Two cans of Fisher's Choice bait with fishing lewer

Fisher’s Choice is just one of many options to catch bream.

Reservoir water temperatures are climbing deep into the 70s, largemouth bass have generally departed the shallows with the bedding processes over, crappie have taken residence under the brush filled deep water docks, around the bridge pilings, and what’s left of the standing trees out in the lakes and need to be caught at night under lights. Stripers are meandering the river channels and even if located, the bite only lasts a few minutes. The only area with any dependability for stripers exists upriver against the dam of the next upstream lake. It’s a trip for experienced fishermen only. What to do?

Take a break from the major reservoirs and locate a few small ponds and take some children fishing for bream.

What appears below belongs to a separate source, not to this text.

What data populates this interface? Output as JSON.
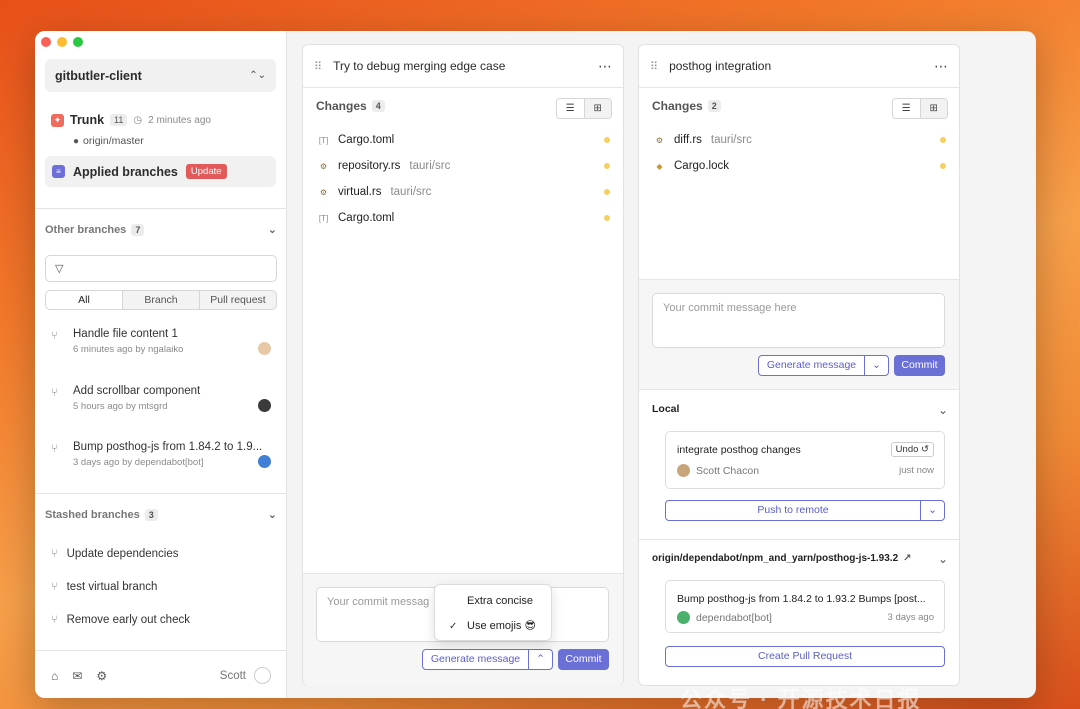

When the water hits 75-plus, the bream fan out in the shallows, make disk shaped beds and are hungry and there for the taking.  Unlike largemouth bass, bream will continue to feed even when bedding. You can keep a few for a tasty meal or two but generally, in my view this fishing is for the children. The bream are easily available for kids to catch over and over.

A few recommendations in no particular order of importance!  Light tackle, fully operational (children do not do well with tackle and equipment that does not work), hook barbs flattened so if fingers, scalps, ears and fingers get hooked, they can be easily removed. And when you return the bream to the lake the hooks are removed more easily without damaging the fish. Take plenty of different baits; red wigglers, crickets, Fisher’s Choice canned baits (crickets, grasshoppers, shrimp and grubs that will last until the next trip). Why so many? When you return a mama bream to the bed and she gets a little rest, putting a different bait in the bed will get her to bite again. The children will get to catch them once, twice, sometimes three times.

How to locate the ponds that’ll be productive? Visit the Georgia Department of Natural Resources website and their list of state parks with ponds. Each is kept loaded with bream and other critters. They are safe, practically free and have plenty of parking and other accommodations available for your convenience. All you must do is provide a bit of tackle and locate a child relative, son, grandson, daughter or granddaughter and a few his or her friends to come along.

A couple of more things: No cell phones for them to use, only one for you to take photos.

Good luck. You all will remember it forever.

Photo: courtesy O’Neill Outdoors